As the wort moves into the fermenter the yeast are added. Then they wait for the yeast to complete the work of making beer. The fermenters are cooled with glycol which runs through the walls of the tanks.
The beer ferments for about three days and then is aged a few more days and cooled to near freezing. It can then be cold filtered. The filtration is done in their cold room downstairs under the pub. This room is maintained at 35° Fahrenheit.
Sackets Harbor Brewing Company beer is served directly from this cold storage facility through taps in the pub upstairs, avoiding the kegging or bottling process that burdens their commercial cousins. Beer served this way is thus fresher than can be offered by the big brewers. It just can’t get any fresher!

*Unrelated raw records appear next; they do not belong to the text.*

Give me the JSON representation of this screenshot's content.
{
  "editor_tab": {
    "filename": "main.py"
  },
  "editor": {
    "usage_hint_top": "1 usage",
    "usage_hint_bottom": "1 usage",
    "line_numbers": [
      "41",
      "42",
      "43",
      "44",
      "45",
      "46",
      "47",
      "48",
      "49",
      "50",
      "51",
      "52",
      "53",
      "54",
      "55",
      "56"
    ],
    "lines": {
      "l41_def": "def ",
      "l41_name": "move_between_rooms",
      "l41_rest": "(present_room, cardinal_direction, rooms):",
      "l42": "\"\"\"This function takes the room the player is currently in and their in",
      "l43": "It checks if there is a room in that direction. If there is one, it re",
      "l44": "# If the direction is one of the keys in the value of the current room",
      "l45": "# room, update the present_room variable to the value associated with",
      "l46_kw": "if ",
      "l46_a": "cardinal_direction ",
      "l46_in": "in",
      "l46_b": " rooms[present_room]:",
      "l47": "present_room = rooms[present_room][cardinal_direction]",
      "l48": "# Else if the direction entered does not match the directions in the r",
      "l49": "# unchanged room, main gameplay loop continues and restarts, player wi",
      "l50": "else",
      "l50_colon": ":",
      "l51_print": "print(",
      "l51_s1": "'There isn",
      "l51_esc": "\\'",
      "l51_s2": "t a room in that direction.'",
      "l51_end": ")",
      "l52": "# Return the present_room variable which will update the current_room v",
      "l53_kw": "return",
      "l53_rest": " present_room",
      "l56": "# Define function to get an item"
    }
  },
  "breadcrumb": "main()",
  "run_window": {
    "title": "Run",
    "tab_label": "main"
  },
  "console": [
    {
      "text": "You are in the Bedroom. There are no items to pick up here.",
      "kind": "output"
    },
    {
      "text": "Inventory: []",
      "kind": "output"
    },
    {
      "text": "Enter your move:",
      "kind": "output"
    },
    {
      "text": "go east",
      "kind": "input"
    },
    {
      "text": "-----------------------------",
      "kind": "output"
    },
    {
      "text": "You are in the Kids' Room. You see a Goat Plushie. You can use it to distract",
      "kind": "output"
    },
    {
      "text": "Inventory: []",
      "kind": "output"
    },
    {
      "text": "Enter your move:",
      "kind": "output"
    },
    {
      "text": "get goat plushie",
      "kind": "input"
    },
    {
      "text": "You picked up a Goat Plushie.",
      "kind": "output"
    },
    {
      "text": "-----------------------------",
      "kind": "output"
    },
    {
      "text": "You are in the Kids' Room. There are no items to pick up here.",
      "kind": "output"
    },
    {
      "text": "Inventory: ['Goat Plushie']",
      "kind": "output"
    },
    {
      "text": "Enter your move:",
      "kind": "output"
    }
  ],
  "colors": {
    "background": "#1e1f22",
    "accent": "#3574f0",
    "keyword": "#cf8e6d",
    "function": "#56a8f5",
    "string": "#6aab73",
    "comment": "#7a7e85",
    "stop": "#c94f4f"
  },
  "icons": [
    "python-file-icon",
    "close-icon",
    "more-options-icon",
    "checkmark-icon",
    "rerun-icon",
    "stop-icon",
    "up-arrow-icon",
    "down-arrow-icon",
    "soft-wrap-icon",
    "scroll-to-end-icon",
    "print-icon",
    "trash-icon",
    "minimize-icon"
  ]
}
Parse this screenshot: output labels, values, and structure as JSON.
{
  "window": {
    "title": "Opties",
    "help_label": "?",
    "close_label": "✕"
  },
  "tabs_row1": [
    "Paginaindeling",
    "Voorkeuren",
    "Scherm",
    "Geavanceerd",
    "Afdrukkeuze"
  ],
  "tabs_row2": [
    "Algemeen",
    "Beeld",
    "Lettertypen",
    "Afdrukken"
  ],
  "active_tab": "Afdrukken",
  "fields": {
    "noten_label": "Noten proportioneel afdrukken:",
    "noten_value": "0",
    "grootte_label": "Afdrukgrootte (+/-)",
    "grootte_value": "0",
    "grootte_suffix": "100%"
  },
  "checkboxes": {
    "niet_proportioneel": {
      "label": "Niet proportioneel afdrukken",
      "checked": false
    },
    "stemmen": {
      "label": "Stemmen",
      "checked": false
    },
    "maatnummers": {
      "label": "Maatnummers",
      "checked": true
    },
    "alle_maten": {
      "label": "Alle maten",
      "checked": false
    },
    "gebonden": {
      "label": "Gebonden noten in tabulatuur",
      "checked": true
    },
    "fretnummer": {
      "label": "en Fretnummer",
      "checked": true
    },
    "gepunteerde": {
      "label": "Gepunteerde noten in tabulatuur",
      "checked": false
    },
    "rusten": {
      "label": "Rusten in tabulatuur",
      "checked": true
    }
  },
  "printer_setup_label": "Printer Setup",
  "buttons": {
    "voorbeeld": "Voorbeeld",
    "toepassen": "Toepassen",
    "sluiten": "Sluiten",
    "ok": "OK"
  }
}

Sackets Harbor Brewing Company create beers which are richer in flavor than the major national brands. Breaking down the basic flavors, you’ll find a few in beer. Sweet and bitter will be there in every brew, although the sweetness will be at a low level. Salty and sour are not necessarily overt, but are noticeable more when they are absent (in a well made beer, that is). How about hop flavors? Floral aromas and bitter flavors are there every time, but different hops will add some other flavors as well. Sackets Harbor Brewing Company use Cascade hops in their Grant’s Golden. One of the flavors they add is almost like a grapefruit rind. They also use Northern Brewer hops in our Pale ale, Red ale, and India Pale Ale, a specialty brew we offer occasionally. Northern Brewer hops give a black currant flavor to the beer. Fuggle hops give a more woody or spicy kind of aroma, and is found in the Red and Pale ales as well.
The malts contribute flavors identified by such terms as bready, caramel, and husky. Different specialty malts which are used in each beer contribute different flavors. For example, biscuit malt adds a flavor that is very reminiscent of burnt biscuit bottoms. Chocolate malt adds a roasty, almost Columbian coffee-like flavor. Chocolate malt is the color of chocolate, and when the beer is still sweet, before fermenting, can taste a bit like chocolate.
Some refer to it as “gourmet beer.” Sackets Harbor Brewing Company like the term, but the industry prefers to refer to it as hand crafted ales. Now it is up to you to decide. The flavor of their brews defy description – you simply have to experience each of them for yourself.